Please restate the data exactly, from the first line to the last.

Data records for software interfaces
----------

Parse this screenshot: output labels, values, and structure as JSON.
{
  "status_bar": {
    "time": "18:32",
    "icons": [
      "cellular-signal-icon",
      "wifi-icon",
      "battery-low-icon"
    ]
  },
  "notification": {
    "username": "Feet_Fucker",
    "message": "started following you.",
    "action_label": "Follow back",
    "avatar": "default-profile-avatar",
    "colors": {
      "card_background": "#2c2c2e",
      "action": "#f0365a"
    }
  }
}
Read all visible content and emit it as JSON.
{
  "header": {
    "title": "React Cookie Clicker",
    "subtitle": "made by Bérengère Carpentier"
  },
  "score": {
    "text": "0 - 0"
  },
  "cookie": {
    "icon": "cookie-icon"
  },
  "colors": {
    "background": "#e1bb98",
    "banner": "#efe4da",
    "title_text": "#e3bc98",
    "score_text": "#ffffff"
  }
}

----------

ANSWER TO THIS PROBLEM:
Parse this screenshot: output labels, values, and structure as JSON.
{
  "status_bar": {
    "time": "18:32",
    "icons": [
      "cellular-signal-icon",
      "wifi-icon",
      "battery-low-icon"
    ]
  },
  "notification": {
    "username": "Feet_Fucker",
    "message": "started following you.",
    "action_label": "Follow back",
    "avatar": "default-profile-avatar",
    "colors": {
      "card_background": "#2c2c2e",
      "action": "#f0365a"
    }
  }
}
Read all visible content and emit it as JSON.
{
  "header": {
    "title": "React Cookie Clicker",
    "subtitle": "made by Bérengère Carpentier"
  },
  "score": {
    "text": "0 - 0"
  },
  "cookie": {
    "icon": "cookie-icon"
  },
  "colors": {
    "background": "#e1bb98",
    "banner": "#efe4da",
    "title_text": "#e3bc98",
    "score_text": "#ffffff"
  }
}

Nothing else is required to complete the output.